- Infidel by Ayaan Hirsi Ali – This one has been on my list for a long time, ever since I read her 2006 book The Caged Virgin: An Emancipation Proclamation for Women and Islam. Hirsi Ali is a controversial figure, with many individuals having strong opinions about her one way or another. In Infidel, she recalls her life growing up in Somalia as well the time she spent living in Saudi Arabia, Kenya, Germany, Holland and now the United States. She also discusses what made her start questioning Islamic culture, Islam and then later, religion in general. I hope to read more of her stuff in the coming year.
- All Who Go Do Not Return by Shulem Deen – I grabbed a copy of this one at the public library after it popped up on Amazon as a suggested follow-up book to Deborah Feldman’s Unorthodox: The Scandalous Rejection of My Hasidic Roots. Deen’s memoir compliments Feldman’s perfectly, but also Hirsi Ali’s. His departure from the closed-off world of Hasidic Judaism was a slow and painful one. But in the end, for him well worth it. Even though Deen’s slightly nonlinear storytelling might not always lay things out as straightforward as I’d prefer, this is a very powerful and compelling memoir.
- The Day of Atonement by David Liss – Did you really think I’d read all that nonfiction and not a single piece of fiction? When I stumbled across a copy of Davis Liss’ most recent book The Day of Atonement during one my weekend public library visits how could resist? I found The Day of Atonement thrilling, fast-paced and smart. I think I even liked it more than his 2003 novel The Coffee Trader– and that was one of my favorite works of fiction from last year.

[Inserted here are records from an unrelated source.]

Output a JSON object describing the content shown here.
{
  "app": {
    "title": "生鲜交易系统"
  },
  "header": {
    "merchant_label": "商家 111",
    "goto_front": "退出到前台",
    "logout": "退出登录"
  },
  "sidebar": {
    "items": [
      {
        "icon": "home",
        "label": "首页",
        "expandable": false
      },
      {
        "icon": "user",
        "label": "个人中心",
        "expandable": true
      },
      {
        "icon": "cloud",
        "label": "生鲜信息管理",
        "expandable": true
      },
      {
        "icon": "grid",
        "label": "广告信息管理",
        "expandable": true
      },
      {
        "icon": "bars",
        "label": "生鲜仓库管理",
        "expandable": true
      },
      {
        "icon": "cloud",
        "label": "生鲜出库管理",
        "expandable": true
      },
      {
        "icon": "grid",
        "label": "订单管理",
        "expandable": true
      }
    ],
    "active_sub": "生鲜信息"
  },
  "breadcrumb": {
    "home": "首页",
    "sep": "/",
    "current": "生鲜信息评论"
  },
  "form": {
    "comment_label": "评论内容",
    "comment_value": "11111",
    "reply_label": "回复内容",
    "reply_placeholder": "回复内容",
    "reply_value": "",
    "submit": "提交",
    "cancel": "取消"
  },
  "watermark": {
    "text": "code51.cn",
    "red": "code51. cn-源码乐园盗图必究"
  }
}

- Blood of Victory by Alan Furst – What would any decent year-end catch-up list be without some Alan Furst? Last year I read a ton of Furst’s novels but this year I’ve only read three. Compared to those three, I liked Blood of Victory more than The World at Night but maybe a little less than Night Soldiers. This one is set mostly in the greater Balkans and since that part of the world I’ve always found fascinating, I liked it. Of course, just like all the novels in Furst’s Night Soldiers series there’s a trip to Paris and with it an evening at the Brasserie Heininger.
Well, there it is. I’m finally feeling caught-up. Hopefully, next year I’ll do a better job staying up on things and not have to crank out another year-end laundry list. But knowing many book bloggers, including myself, love little lists, maybe you’ll see something like this post in the future. And if I do say so myself, when looked at in its entirety, it’s an impressive list. Oh, if there’s anyone from the FTC who’s reading this and wants to know, well over half these books came from the public library. As for the rest, Gulag, 1491 and 1493 were gifts. What If? and Nagasaki I purchased because they were my book club’s monthly selections. Amazing what a person can do with just a library card.